Appellant may not be in “business” as the term is defined under Section 131(d) of the LGC. The term “machinery” as defined under Section 199(o) of the LGC, however, is not limited in application to manufacturing, mining, logging, commercial, industrial or agricultural business. It (the term “machinery” applies to all activities, whether for profit or not. Appellant’s particular activity is that of electric power distribution. The subject electric poles and transformers are essential and principal elements of the activity which Appellant is in. Without these equipment, no distribution of electric power could be done.

In CASURECO I vs. LBAA of Camarines Sur , we had the occasion to rule on the impact of the passage of R.A. 7160 on the case of Board of Assessment Appeals vs. MERALCO , thus:

“Petitioner-Appellant’s appeal relied solely on the Supreme Court’s ruling in Board of Assessment Appeals, City Assessor and City Treasurer of Quezon City, vs. Manila Electric Company, L-15334, Jan. 31, 1964, that under Section (sic) 415 of the Civil Code poles are not real property (sic); they are personal property (sic), hence not subject to tax. Said decision however, was promulgated on Jan. 31, 1964 yet and is no longer obtaining with the passage of Republic Act No. 7160, otherwise known as the Local Government Code of 1991 (LGC of 1991), which took effect on January 1, 1992.”

As emphasized by the Court of Appeals, the matter involved in City of Iriga vs. Camarines Sur III Electric Cooperative, Inc. (CASURECO III) , was the local franchise tax governed by Title One (Local Government Taxation), particularly, Sections 131 and 137, of Book II of the LGC. This has no application to the instant appeal which involves “Real Property Taxation” under Title Two, Book II of the LGC. Sections 131 and 137 have no application or relevance to the instant appeal which involves “Real Property Taxation” under Title Two, Book II of the LGC.

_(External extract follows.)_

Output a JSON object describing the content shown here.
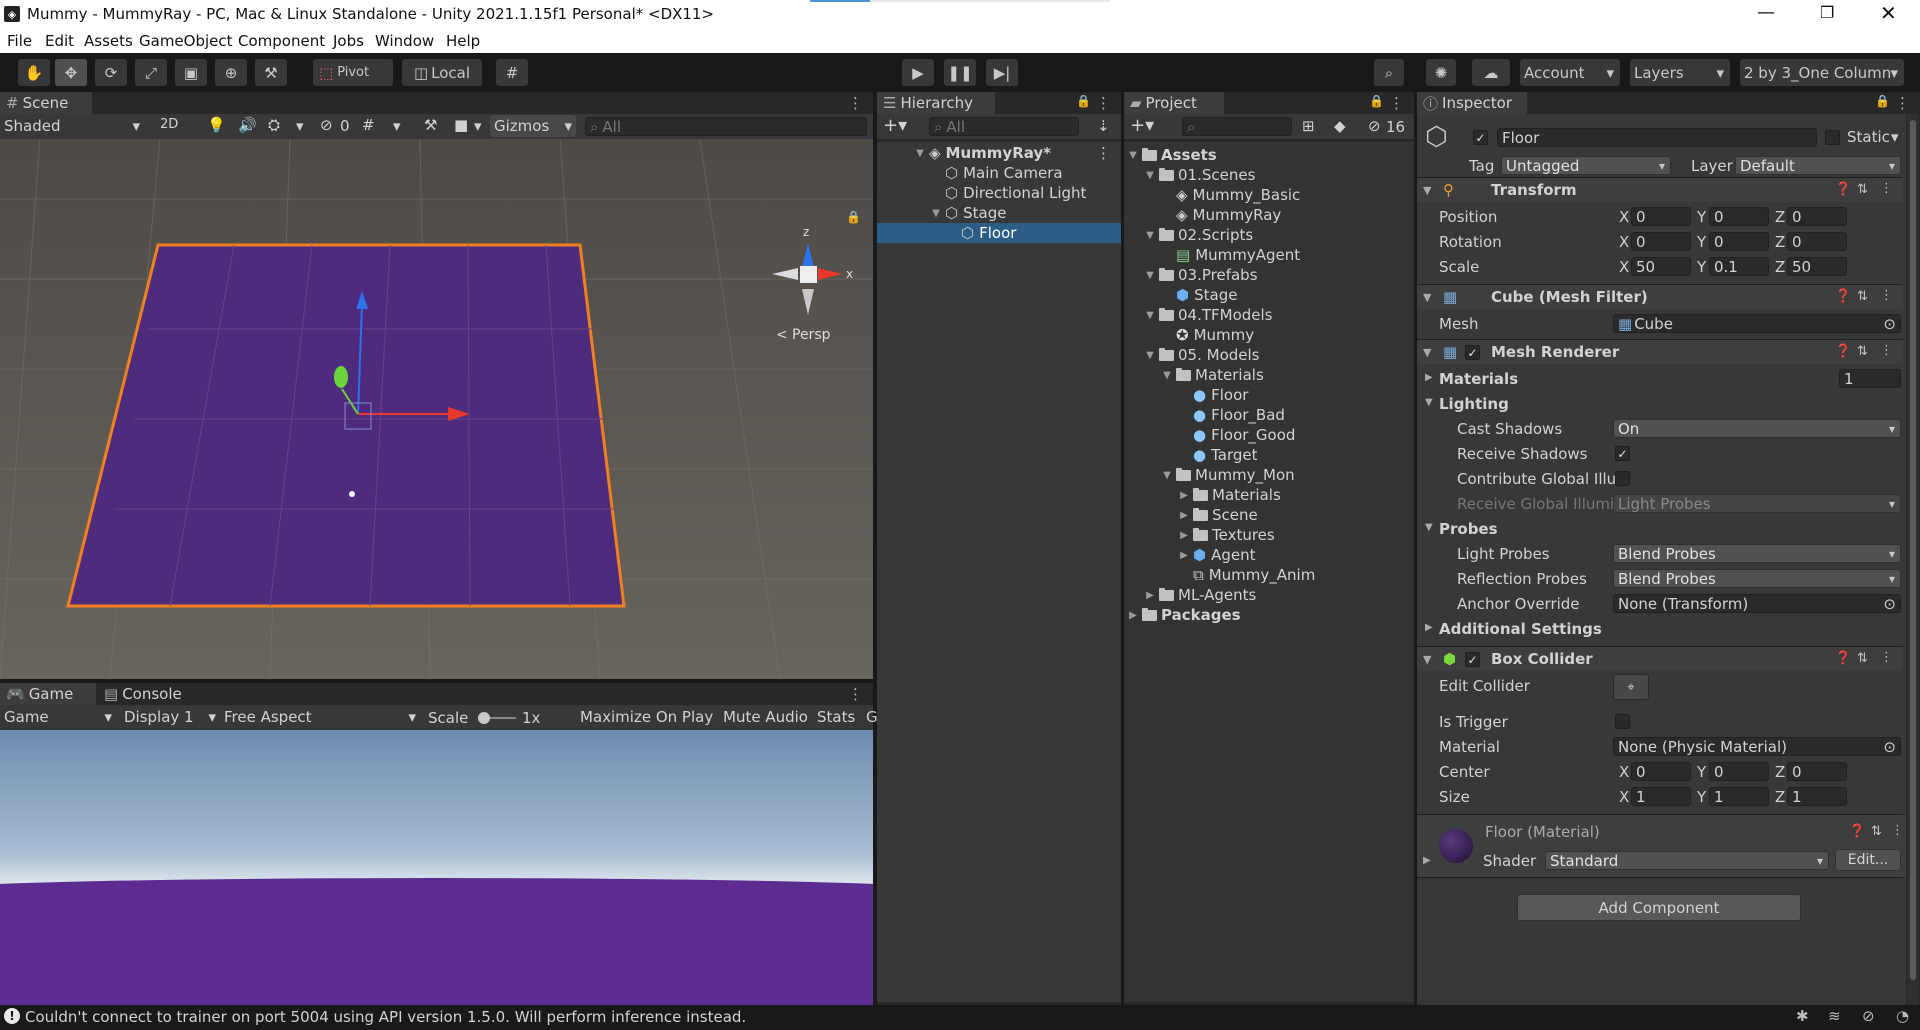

Second Issue:
WHETHER OR NOT THE PETITIONER, AS AN ELECTRIC COOPERATIVE, IS EXEMPT FROM PAYMENT OF THE REAL PROPERTY TAX.

Petitioner-Appellant’s Arguments:

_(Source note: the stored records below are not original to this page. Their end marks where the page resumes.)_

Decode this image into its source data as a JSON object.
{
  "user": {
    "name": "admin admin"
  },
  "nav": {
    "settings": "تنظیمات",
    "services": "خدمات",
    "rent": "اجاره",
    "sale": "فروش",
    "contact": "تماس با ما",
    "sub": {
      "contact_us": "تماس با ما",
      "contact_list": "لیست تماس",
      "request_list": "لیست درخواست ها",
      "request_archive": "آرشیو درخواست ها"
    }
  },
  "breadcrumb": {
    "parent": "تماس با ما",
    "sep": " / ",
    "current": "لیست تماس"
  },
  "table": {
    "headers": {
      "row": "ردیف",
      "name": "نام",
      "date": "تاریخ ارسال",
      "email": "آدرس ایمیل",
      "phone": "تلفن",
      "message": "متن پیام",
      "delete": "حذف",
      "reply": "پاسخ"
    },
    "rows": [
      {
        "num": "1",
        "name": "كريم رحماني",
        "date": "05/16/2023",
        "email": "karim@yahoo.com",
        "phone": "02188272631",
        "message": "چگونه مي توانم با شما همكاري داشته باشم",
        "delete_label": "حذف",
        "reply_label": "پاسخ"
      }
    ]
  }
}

1. Granting for the sake of argument, that electric poles and transformers are machinery within the ambit of the definition in Section 199 (o) of RA 7160, still, petitioner is not liable for real property tax as it is EXEMPT from local taxes by express provision of Section 62 (3) in relation to Section 122 of R.A. No. 6938 known as the Cooperative Code of the Philippines.

2. On March 19, 1993, petitioner was issued by the Cooperative Development Authority a “Certificate of Provisional Registration” (Reg. No. T-078-93) entitling the petitioner “to such rights and privileges granted by Republic Act No. 6938, otherwise known as the Cooperative Code of the Philippines, and other special laws” for two (2) years from the date of issuance.

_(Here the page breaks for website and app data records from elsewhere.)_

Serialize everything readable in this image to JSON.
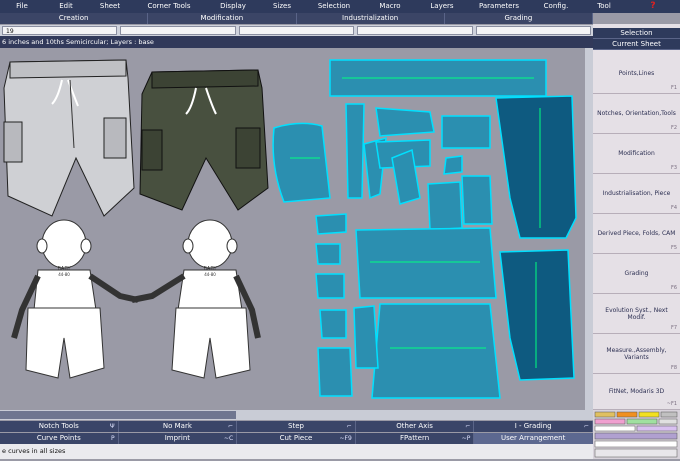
{
  "menu": [
    "File",
    "Edit",
    "Sheet",
    "Corner Tools",
    "Display",
    "Sizes",
    "Selection",
    "Macro",
    "Layers",
    "Parameters",
    "Config.",
    "Tool"
  ],
  "help_glyph": "?",
  "tabs": [
    "Creation",
    "Modification",
    "Industrialization",
    "Grading"
  ],
  "value_field": "19",
  "info_text": "6 inches and 10ths Semicircular;   Layers :  base",
  "shirt_print": "BABY\n44-80",
  "right_panel": {
    "header1": "Selection",
    "header2": "Current Sheet",
    "buttons": [
      {
        "label": "Points,Lines",
        "key": "F1"
      },
      {
        "label": "Notches, Orientation,Tools",
        "key": "F2"
      },
      {
        "label": "Modification",
        "key": "F3"
      },
      {
        "label": "Industrialisation, Piece",
        "key": "F4"
      },
      {
        "label": "Derived Piece, Folds, CAM",
        "key": "F5"
      },
      {
        "label": "Grading",
        "key": "F6"
      },
      {
        "label": "Evolution Syst., Next Modif.",
        "key": "F7"
      },
      {
        "label": "Measure.,Assembly, Variants",
        "key": "F8"
      },
      {
        "label": "FitNet, Modaris 3D",
        "key": "~F1"
      }
    ]
  },
  "bottom_rows": [
    [
      {
        "label": "Notch Tools",
        "key": "Ψ"
      },
      {
        "label": "No Mark",
        "key": "⌐"
      },
      {
        "label": "Step",
        "key": "⌐"
      },
      {
        "label": "Other Axis",
        "key": "⌐"
      },
      {
        "label": "I - Grading",
        "key": "⌐"
      }
    ],
    [
      {
        "label": "Curve Points",
        "key": "P"
      },
      {
        "label": "Imprint",
        "key": "~C"
      },
      {
        "label": "Cut Piece",
        "key": "~F9"
      },
      {
        "label": "FPattern",
        "key": "~P"
      },
      {
        "label": "User Arrangement",
        "key": ""
      }
    ]
  ],
  "status_text": "e curves in all sizes",
  "colors": {
    "pattern_fill": "#2b8fb0",
    "pattern_dark": "#0e5a80",
    "pattern_edge": "#00e0ff",
    "grain": "#00ff80",
    "accent_help": "#e02020"
  }
}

Ruling by this Board:

Real properties of Petitioner-Appellant are not exempt from payment of the real property tax.

Section 234(d) of the LGC provides that “All real property owned by duly registered cooperatives as provided for under R.A. 6938” are exempted from payment of the real property tax. By its own admission, Petitioner is not a registered cooperative under the provisions of R.A. 6938. Appellant’s “Certificate of Provisional Registration” expired on March 19, 1995.

WHEREFORE, premises considered, the instant Appeal is hereby DISMISSED for lack of merit.

SO ORDERED.

Manila, Philippines, August 28, 2012.

SIGNED
OFELIA A. MARQUEZ
Chairman

SIGNED SIGNED
ROBERTO D. GEOTINA CAMILO L. MONTENEGRO
Member Member